Seoul The Mayor of Seoul, Won Son Park, is a widely recognized progressive, former human rights lawyer, and as he pointedly mentioned to me, “an activist.” As speakers at the afternoon conference, we were meeting with him early in the morning along with the leadership of the Seoul Welfare Foundation which was sponsoring the Seoul International Welfare Forum 2012 along with Hyowoo Na, director of Asian Bridge, an ACORN International’s partner in Korea. The meeting was in his office of course in the super modern, space age City Hall.

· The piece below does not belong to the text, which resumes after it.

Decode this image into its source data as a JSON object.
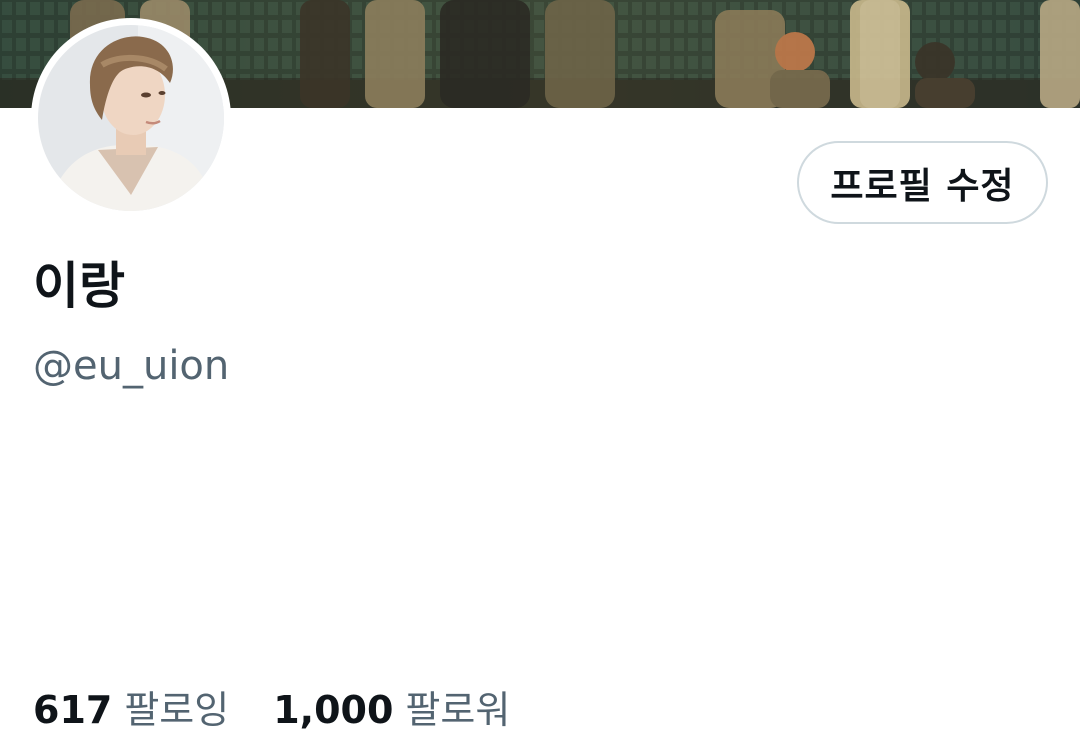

The Mayor was plain spoken and gracious. His desk was stacked 3 feet high with reports and paperwork. A set of slanting, crooked shelves behind his desk held yet more reports. More interestingly the back wall was filled with post-it notes. We asked about his rainbow of notes as we left and it developed that he was known here for collecting comments from citizens about improvements for the city. He was careful to point out to all of us that the citizens were the “boss” in Seoul. I told him when my turn came that in the USA we had a president who had been a community organizer, but seemed to have no concept what they might mean, so it was a pleasure to meet a mayor that actually cared about community organizing.
The welfare conference theme was “Community Organization for Sustainable Welfare System” and Ed Shurna of the Chicago Coalition for the Homeless and myself were both giving keynote addresses with other speakers from Indonesia, Thailand, Japan, and Korea on the program. Ed, a friend and comrade, was tasked to give some sense of the history of community organizing from Alinsky forward. My topic focused on the stated goal of the city and the welfare foundation to deliver 20% of their services “using community organization methods.” Ed had definitely drawn the easier straw, since weeks ago, I had no clear view of what the 85 community welfare centers might have to do with welfare.
After several days immersed in the program, this was also not “welfare as we knew it” in the sense of cash payments, benefits, eligibility, and needs tests. This was “social welfare” in the broader terms, but they were also modeling social enterprise. Talking to a visiting professor from Sweden, it seems the city was “broke as a joke.” It could have meant that they were looking for “sustainable” welfare in order to transfer the costs to citizens. Such a framework would explain the field visits the previous day better.
We’ll talk more of all of this, but the Mayor was without doubt the real thing, so it was hard not to be optimistic even in fact of concerns.